Thirty years ago, I was in love — with Berlin. As an impoverished British graduate student paid in weedy pounds not mighty deutschmarks, I could live there more cheaply than in Hamburg or Munich, and so I spent the summer of 1989 in a friend’s apartment in the Kurfürstenstrasse, dividing my time between the archives and journalism. West Berlin was not only inexpensive, it was fun. But the real attraction was the parallel world of “real existing socialism” next door, on the other side of the Berlin Wall.
Bliss was it in that dawn to be alive, but to be young was strictly optional. Most of the heroes of 1989 were middle-aged. The leaders of the velvet revolutions, the Vaclav Havels and Lech Walesas, had been through prison, tough times and many a defeat before this incredible victory. Sure, there were often students in the front line — blithe, unattached, unafraid; but what was most moving to me, as I talked to people in the crowds in Leipzig, Gdansk or Prague, were the older men and women who had endured so much and never believed they would see this day.
Hauck Auditorium, Hoover Institution, Stanford University

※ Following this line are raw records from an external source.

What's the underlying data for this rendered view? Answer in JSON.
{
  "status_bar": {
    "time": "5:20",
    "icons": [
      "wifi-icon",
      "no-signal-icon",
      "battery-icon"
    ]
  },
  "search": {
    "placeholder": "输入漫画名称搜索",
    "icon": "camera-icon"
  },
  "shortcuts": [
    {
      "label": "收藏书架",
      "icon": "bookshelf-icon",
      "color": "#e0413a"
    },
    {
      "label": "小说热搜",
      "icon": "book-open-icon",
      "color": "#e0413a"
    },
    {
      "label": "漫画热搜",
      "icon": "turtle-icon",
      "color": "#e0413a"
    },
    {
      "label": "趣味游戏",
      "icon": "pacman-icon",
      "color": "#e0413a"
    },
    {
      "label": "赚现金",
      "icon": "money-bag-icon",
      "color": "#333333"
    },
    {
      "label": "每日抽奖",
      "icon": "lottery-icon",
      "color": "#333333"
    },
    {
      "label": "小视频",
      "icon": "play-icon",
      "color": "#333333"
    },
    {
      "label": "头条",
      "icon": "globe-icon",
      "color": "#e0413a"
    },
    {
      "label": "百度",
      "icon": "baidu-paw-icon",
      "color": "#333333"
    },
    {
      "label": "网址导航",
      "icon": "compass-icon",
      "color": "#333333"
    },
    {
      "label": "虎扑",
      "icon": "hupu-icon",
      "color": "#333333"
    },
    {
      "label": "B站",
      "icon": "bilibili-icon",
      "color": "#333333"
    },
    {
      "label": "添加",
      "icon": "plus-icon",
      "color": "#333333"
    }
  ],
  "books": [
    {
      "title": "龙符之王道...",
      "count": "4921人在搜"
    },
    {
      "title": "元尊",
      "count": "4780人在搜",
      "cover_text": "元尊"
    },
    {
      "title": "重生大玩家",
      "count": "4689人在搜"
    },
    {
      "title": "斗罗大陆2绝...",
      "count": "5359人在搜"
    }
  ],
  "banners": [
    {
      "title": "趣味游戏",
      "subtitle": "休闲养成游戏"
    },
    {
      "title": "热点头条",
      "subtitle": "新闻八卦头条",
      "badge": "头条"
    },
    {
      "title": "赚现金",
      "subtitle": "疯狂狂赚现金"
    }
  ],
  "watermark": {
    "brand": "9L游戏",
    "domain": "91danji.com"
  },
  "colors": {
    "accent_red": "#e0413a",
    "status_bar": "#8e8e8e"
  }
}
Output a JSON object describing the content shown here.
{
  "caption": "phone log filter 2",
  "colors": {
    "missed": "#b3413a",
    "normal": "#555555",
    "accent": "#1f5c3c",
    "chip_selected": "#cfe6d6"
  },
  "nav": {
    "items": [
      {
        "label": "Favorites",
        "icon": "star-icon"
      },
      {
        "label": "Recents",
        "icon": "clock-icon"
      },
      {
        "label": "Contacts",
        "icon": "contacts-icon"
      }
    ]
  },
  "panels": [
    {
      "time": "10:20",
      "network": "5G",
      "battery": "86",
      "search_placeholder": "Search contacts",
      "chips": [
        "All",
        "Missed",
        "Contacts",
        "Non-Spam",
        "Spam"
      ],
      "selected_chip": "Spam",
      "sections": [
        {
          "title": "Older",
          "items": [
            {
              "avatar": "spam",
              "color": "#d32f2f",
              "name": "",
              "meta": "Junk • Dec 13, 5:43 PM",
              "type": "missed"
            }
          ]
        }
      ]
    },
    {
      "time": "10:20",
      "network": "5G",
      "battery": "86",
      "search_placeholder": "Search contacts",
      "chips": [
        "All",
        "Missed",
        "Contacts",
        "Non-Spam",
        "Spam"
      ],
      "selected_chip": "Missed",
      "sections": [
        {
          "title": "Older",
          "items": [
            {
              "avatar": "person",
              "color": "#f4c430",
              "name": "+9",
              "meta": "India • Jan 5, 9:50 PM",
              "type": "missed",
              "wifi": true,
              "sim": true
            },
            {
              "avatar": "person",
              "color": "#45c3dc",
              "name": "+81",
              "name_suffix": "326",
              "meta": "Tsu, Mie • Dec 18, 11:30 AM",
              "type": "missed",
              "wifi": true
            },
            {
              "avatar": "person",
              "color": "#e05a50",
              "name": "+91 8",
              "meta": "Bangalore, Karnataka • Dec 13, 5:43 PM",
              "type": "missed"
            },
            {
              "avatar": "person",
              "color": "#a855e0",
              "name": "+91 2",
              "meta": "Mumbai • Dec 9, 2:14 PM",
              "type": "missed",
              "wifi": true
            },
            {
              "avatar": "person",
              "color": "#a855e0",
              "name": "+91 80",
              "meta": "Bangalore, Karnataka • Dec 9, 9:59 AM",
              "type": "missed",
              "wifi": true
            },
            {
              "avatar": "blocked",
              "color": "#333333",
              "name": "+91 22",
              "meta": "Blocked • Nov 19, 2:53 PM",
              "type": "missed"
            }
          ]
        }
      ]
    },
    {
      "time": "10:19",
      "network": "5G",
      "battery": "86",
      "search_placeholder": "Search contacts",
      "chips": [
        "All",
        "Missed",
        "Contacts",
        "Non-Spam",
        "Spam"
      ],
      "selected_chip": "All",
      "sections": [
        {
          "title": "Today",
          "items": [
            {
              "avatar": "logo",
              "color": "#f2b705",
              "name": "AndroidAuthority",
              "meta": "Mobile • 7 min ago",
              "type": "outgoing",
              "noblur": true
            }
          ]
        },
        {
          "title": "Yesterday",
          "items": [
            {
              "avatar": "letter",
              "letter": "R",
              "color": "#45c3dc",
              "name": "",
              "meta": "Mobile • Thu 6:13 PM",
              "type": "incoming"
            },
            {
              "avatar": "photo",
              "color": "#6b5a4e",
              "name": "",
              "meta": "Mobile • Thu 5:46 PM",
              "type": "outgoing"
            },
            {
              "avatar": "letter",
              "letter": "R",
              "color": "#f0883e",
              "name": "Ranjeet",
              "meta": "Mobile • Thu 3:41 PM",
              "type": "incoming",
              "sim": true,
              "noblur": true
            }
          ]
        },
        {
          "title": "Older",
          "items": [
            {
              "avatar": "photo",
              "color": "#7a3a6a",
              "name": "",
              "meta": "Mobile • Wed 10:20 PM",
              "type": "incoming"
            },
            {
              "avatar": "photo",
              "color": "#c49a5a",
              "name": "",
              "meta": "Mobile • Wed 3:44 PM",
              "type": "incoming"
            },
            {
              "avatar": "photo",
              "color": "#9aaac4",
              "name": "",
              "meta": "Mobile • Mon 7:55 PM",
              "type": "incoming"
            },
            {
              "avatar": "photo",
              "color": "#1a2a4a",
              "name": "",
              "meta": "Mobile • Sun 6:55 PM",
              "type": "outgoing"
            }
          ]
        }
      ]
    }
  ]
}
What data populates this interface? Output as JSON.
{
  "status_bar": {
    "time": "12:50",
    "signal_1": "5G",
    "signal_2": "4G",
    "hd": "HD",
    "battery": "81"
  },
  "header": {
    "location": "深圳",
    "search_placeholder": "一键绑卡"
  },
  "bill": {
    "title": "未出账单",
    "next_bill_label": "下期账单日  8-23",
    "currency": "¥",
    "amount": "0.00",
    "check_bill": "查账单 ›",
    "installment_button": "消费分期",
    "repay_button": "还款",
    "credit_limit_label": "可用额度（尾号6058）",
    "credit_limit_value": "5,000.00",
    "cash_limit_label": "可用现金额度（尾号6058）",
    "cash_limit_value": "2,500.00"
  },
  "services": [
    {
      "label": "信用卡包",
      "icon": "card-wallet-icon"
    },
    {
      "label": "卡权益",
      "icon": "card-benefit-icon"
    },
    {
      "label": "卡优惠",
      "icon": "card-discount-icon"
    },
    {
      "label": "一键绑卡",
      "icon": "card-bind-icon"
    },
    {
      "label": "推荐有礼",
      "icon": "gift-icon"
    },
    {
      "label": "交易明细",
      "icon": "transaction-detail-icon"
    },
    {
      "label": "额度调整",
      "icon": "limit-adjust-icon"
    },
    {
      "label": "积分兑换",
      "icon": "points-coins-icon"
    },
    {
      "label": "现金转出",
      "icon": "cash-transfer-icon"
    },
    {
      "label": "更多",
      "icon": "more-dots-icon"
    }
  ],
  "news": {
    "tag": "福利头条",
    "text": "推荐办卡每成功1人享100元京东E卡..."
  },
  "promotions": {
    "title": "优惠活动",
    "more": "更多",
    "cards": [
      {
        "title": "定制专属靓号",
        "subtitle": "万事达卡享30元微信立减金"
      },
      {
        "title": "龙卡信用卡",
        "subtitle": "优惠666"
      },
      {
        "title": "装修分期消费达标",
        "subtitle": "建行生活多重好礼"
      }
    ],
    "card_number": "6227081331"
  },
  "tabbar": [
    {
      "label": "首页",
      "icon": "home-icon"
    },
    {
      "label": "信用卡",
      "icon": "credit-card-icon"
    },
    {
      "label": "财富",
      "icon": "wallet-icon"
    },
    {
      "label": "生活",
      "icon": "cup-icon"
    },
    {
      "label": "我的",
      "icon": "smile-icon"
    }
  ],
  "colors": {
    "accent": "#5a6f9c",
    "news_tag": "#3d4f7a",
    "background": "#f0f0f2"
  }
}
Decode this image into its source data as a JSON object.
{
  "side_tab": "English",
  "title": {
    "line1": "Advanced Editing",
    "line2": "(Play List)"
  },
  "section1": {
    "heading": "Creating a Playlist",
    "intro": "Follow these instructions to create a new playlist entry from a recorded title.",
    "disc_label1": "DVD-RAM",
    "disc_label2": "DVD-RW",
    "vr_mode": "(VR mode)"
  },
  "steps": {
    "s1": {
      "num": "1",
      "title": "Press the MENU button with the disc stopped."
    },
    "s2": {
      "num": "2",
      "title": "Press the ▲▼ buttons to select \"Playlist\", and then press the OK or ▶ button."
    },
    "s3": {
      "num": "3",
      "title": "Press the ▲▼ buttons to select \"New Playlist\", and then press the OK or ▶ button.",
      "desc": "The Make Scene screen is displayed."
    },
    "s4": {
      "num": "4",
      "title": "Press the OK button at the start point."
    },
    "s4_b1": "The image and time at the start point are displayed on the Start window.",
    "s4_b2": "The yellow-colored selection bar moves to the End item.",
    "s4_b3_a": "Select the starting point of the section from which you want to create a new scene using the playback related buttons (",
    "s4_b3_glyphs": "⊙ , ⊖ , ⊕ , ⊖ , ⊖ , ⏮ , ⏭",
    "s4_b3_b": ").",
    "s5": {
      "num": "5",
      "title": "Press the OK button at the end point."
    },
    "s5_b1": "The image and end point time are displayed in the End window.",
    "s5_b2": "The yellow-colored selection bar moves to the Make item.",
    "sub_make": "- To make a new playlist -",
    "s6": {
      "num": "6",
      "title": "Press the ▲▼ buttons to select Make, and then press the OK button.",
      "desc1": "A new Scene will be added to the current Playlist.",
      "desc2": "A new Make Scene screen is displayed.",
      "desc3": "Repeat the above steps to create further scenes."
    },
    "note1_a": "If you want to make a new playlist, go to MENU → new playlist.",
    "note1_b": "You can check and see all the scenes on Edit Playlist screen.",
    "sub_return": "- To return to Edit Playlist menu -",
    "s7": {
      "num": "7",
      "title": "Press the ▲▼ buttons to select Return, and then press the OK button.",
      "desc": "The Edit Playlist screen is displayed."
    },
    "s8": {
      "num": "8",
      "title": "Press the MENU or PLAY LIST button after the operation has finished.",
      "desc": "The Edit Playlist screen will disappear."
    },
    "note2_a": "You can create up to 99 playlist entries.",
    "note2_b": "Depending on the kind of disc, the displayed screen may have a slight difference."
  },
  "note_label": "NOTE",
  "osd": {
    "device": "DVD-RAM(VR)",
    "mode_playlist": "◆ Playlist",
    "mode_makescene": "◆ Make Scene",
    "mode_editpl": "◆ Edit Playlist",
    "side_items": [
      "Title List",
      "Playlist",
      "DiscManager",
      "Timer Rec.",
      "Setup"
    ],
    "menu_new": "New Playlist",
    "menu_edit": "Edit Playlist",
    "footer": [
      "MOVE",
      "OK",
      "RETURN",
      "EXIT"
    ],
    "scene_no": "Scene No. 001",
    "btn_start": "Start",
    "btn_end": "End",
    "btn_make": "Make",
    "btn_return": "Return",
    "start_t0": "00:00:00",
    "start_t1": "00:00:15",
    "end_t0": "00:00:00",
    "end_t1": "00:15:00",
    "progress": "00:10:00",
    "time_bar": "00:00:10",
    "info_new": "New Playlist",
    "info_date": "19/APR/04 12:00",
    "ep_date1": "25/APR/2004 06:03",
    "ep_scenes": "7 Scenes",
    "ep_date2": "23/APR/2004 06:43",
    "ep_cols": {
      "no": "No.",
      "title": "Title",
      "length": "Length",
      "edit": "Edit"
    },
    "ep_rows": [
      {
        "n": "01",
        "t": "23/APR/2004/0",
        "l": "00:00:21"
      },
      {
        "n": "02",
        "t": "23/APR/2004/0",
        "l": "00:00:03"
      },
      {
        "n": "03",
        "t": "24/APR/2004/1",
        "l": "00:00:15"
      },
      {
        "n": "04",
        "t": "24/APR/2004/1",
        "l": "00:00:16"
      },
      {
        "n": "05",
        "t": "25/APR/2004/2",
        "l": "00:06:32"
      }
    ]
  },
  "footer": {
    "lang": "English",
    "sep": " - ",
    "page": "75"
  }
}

The existential threat posed by nuclear weapons is unique, and states have continuously managed that risk across decades of profound global change. How might changing global demographics and emerging 21st-century technologies redefine the nature of nuclear weapons proliferation and their use? Leaders from the Nuclear Threat Initiative will explore potential impacts on nuclear proliferation challenges and on counter-proliferation strategies, and panelists will consider the particular risks in the India-Pakistan nuclear standoff.
The Hoover Institution hosts a public panel discussion "Emerging Technology and Nuclear Non-Proliferation" on Tuesday, November 5, 2019 from 4:00pm - 5:15pm PST. The event will be livestreamed and can be viewed below.
Over the last several months, opponents of the ongoing protests in Hong Kong have clashed with protest supporters at universities across the world. In Australia and New Zealand, pro-Beijing students have occasionally shoved, doxed, and threatened peaceful protesters. In some cases, these activities seem to have been directed by Chinese embassies and consulates, while others appear to have been spontaneous actions, undertaken by students from mainland China.
Randal O’Toole’s recent book, Romance of the Rails, is a slam-dunk. Actually, that is an understatement. The book is full of slam-dunks. In chapter after chapter, O’Toole, a long-time fan of railroads, puts his fandom aside and shows what a disaster government subsidies to, and regulations of, rail transportation have been.
The world-renowned Hoover Institution Library & Archives presents A Window into Modern Iran, The Ardeshir Zahedi Papers at the Hoover Institution Library & Archives. The never-before-published records of Ardeshir Zahedi, Iran’s ambassador to the United States and minister of foreign affairs during the 1960s and 1970s, reveal the inner workings of the shah’s government before the Iranian Revolution. The Zahedi Papers form the richest collection relating to modern Iranian politics and diplomacy anywhere in the world outside of Iran.
Proving once again that it’s a small world, David Davenport, the former president of Pepperdine University and now a Coronado resident, grew up in a suburb of Kansas City at the same time I did. He attended Shawnee Mission North High School and graduated a year ahead of me. I went to Shawnee Mission East and another member of the Coronado Community, Village Theatre Owner and Operator Lance Alspaugh attended Shawnee Mission West. Among the three of us, we covered the majority of the educational compass on the Kansas side of the border.
On college campuses, the new film No Safe Spaces explains, the First Amendment, intellectual freedom, and the very idea of free speech are under attack with threats, bans, and even violence. That threat has come to the attention of comedian Dave Chapelle, latest winner of the Mark Twain Prize for American Humor.
The numbers of student voters at the University of Notre Dame rose nearly 20 percentage points in last year’s midterm elections, according to the new 2014 and 2018 Campus Report from the National Study of Learning, Voting, and Engagement (NSLVE).
mentioning Michael R. Auslinvia Indiana University, Bloomington: College Luminaries Program
Thursday, November 7, 2019
The Luminaries Single-Day Experience is a one-day event where influential alumni, called Luminaries, return to campus to share their personal and professional advice. The day features classroom visits, small group interactions, and student and faculty connections.